[Entries from a dataset of interfaces]
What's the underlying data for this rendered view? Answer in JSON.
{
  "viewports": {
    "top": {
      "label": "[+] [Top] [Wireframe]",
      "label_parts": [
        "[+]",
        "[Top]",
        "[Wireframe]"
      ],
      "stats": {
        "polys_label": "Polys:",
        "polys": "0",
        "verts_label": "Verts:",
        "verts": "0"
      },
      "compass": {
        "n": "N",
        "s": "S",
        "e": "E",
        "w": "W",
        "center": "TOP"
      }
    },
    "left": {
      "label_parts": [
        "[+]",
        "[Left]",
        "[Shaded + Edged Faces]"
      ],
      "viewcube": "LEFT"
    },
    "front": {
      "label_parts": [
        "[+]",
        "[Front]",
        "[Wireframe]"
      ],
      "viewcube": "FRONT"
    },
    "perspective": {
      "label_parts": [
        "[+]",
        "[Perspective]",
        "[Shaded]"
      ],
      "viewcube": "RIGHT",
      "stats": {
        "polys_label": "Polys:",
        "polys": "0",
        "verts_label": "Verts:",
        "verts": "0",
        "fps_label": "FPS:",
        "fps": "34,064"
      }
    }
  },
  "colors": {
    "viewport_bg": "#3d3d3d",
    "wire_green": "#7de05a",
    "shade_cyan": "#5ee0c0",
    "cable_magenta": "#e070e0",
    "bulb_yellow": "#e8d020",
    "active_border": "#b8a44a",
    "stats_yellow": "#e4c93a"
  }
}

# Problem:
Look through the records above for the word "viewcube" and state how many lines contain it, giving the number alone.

# Output:
3